• _RECORDS SUPPLIED_:
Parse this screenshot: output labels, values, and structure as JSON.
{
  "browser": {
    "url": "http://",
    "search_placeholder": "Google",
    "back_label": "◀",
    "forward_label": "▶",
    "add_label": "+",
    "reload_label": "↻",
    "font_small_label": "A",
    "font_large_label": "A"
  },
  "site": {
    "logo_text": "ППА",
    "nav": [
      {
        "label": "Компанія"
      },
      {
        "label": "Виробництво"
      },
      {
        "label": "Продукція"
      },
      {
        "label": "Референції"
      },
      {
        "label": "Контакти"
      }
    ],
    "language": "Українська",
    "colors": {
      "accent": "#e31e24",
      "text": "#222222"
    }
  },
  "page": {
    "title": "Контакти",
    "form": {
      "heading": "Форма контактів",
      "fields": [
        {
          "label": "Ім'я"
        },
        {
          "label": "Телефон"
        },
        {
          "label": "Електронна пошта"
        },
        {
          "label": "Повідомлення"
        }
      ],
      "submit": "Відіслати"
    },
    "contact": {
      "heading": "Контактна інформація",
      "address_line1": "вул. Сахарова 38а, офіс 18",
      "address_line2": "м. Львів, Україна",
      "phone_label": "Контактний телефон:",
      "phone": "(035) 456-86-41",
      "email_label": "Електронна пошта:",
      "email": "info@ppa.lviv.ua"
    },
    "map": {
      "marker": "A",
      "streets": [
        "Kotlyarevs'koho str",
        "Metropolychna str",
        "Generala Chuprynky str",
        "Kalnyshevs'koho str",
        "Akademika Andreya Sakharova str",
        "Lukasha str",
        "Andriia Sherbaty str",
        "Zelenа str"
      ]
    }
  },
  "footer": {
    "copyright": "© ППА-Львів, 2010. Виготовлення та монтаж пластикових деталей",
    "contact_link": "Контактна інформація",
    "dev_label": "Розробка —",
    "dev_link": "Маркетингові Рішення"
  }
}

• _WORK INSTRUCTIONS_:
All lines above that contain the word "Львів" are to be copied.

• _EXPECTED ANSWER_:
      "address_line2": "м. Львів, Україна",
    "copyright": "© ППА-Львів, 2010. Виготовлення та монтаж пластикових деталей",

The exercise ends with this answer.